• Thousands of ringtone cards will be distributed at Comic-Con, and eventually other venues, allowing folks to download the 5-0 theme to their phone for free. (You can get it by texting H50 to 69937.) So when your third viewing of Inception is interrupted because some jackass didn't turn off his phone, CBS hopes that in between curses you'll subliminally think, "Hey, when does that new version of Hawaii 5-0 come on?"


• CBS owns many oldies radio stations, like WCBS-FM in New York and K-EARTH in L.A., and they will soon be broadcasting Hawaii 5-0–branded music marathons in which D.J.'s will play snippets of the theme and give away trips to the Big Island. Also, don't be surprised if you open a copy of your favorite weekly entertainment or gossip-centric magazine this fall and find an ad with a sound chip that will play the 5-0 theme on command, and will do so until you finally throw it in a wood chipper.

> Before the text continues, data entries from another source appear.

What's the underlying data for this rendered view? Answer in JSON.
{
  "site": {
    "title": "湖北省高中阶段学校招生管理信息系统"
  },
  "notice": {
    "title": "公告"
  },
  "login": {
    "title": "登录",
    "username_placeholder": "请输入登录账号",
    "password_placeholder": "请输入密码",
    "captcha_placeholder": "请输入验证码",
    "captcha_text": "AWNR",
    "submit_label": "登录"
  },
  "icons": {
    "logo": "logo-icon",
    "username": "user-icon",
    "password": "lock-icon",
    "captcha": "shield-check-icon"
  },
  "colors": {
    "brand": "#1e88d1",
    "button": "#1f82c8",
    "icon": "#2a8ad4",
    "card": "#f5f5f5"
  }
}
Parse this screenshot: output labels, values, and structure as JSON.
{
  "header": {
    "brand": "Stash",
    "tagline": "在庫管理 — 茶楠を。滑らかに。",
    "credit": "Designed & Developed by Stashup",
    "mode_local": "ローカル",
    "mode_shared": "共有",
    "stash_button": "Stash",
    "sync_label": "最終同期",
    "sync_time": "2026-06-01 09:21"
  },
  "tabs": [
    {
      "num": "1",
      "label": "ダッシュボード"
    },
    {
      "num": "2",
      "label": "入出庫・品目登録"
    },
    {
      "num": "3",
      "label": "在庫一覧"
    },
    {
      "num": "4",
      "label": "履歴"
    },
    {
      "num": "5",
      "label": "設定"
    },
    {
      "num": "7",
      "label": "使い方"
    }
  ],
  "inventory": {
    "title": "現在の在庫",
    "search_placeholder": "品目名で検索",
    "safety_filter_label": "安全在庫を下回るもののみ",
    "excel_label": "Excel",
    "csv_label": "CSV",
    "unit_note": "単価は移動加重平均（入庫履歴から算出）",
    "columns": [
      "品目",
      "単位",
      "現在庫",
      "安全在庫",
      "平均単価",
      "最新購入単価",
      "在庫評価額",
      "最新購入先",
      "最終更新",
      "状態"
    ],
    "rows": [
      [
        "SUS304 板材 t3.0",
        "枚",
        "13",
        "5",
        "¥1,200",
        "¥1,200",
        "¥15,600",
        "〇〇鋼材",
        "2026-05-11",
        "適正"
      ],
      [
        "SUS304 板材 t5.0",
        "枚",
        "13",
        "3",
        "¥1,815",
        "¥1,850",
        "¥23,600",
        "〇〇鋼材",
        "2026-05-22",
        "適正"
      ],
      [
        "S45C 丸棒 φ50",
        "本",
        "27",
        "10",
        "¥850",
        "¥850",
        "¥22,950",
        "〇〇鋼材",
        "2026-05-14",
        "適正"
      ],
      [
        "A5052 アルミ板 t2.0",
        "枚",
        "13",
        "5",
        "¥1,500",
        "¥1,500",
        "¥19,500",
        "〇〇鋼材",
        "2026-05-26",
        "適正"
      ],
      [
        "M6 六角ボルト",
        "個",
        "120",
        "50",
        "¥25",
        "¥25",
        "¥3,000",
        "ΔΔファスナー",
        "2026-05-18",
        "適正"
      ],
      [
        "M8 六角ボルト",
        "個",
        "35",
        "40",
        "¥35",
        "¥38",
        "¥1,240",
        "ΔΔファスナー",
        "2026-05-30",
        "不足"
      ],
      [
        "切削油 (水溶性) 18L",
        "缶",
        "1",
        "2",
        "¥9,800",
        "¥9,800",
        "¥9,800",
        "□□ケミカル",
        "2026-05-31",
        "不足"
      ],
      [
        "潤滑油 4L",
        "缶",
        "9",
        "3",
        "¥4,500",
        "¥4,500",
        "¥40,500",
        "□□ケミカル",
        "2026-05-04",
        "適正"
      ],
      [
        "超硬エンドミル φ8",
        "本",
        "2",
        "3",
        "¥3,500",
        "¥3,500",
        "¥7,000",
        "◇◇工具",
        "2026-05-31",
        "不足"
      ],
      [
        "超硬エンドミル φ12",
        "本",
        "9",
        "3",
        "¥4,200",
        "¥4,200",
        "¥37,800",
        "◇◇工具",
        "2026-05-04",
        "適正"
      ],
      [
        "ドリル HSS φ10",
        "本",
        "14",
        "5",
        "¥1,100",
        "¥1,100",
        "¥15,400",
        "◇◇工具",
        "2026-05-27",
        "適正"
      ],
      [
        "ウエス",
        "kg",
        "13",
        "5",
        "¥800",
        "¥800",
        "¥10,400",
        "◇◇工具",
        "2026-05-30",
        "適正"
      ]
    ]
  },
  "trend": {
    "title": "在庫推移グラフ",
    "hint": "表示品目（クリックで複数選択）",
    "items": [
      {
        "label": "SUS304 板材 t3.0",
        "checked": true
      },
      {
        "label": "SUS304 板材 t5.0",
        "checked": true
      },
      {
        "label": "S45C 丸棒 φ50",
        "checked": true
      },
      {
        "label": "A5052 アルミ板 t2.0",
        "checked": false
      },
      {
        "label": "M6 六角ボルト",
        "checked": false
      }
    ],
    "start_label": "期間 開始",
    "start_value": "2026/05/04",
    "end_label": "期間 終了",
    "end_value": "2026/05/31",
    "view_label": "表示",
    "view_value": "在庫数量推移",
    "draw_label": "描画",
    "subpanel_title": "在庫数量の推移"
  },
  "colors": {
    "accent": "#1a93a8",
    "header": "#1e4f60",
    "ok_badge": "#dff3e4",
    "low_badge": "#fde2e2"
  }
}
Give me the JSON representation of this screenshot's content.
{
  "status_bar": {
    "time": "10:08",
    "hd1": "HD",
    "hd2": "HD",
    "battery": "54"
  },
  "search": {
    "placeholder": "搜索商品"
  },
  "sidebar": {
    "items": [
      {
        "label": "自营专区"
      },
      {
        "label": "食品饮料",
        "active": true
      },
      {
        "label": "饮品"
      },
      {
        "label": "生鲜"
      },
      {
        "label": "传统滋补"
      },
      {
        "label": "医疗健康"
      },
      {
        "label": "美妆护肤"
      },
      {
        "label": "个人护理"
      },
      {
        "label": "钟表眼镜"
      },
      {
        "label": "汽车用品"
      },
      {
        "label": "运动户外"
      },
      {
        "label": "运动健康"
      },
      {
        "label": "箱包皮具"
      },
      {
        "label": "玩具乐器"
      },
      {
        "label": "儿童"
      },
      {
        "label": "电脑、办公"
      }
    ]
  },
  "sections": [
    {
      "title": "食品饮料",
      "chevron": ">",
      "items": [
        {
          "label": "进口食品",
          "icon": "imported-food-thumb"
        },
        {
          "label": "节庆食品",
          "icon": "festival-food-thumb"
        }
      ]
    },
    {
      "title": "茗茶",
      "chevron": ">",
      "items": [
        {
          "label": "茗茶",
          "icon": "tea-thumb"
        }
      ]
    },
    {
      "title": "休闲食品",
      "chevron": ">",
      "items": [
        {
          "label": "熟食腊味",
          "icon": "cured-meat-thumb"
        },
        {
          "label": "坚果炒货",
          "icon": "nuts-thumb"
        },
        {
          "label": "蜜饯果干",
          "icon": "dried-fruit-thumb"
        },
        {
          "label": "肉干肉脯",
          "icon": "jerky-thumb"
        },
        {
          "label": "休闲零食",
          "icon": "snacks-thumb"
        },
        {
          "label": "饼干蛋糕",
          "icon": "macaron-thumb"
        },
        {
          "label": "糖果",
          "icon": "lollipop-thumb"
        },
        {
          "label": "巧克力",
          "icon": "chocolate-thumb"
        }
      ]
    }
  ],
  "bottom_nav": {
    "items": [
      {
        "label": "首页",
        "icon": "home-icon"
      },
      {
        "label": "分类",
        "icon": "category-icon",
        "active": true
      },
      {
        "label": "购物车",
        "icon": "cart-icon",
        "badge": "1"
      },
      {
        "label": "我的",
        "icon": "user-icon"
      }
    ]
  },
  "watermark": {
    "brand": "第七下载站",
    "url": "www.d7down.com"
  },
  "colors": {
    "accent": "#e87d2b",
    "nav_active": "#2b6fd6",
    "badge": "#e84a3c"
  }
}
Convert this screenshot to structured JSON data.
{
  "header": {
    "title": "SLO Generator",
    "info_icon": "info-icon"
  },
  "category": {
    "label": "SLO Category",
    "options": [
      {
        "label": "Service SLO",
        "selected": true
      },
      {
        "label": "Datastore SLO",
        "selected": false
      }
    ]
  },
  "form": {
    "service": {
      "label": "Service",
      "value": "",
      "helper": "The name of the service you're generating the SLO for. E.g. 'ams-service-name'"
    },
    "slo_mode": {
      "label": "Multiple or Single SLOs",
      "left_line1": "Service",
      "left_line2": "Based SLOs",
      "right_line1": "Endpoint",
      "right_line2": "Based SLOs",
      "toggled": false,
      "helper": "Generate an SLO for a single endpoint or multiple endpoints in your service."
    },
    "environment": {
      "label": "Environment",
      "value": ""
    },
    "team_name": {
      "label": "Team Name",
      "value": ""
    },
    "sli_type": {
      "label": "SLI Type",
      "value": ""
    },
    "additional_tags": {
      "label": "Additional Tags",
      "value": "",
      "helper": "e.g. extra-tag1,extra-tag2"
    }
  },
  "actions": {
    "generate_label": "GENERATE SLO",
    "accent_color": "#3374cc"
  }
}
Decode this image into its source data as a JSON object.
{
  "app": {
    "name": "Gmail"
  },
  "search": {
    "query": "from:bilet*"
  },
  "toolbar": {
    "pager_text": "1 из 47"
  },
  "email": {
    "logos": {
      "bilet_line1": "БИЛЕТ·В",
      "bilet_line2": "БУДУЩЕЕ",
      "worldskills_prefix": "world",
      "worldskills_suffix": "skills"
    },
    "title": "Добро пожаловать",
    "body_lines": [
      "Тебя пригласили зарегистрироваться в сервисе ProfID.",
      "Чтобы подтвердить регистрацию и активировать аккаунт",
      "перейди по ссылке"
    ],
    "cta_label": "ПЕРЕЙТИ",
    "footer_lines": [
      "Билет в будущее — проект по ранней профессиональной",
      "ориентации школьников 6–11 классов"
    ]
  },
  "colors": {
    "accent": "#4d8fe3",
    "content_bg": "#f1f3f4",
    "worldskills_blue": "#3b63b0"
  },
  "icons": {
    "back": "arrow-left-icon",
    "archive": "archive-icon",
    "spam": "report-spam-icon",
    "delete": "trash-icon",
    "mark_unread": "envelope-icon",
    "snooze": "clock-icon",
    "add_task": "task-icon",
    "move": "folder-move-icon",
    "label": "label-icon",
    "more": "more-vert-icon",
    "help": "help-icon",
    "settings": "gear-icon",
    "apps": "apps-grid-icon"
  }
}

• College marching bands, who already love playing the 5-0 theme, will now have a chance to enter their versions in a contest sponsored by the CBS College Sports Network. Winners will get their take featured on TV; CBS gets more subliminal advertising directed at sports fans.


Schweitzer isn't focusing his entire campaign for 5-0 on music. Early on-air and online promos for the show have put a lot of emphasis on the show's action, buddy-cop-comedy banter between CBS mainstay Alex O’Loughlin and Scott Caan, and scantily clad cast members, male and female; the theme doesn't even start playing until nearly three minutes into the last extended trailer released by CBS, while some spots don't even use it all. And as logical as CBS's 5-0 theme-saturation strategy might be, in the end, the most its music can do is get people thinking of the show and perhaps tune in for the September 20 premiere. After all, if familiar refrains were all it took to succeed in TV, NBC's 2008 reboot of Knight Rider, which boasted a pretty classic theme of its own, might still be on the air.


Photo: Mario Perez/CBS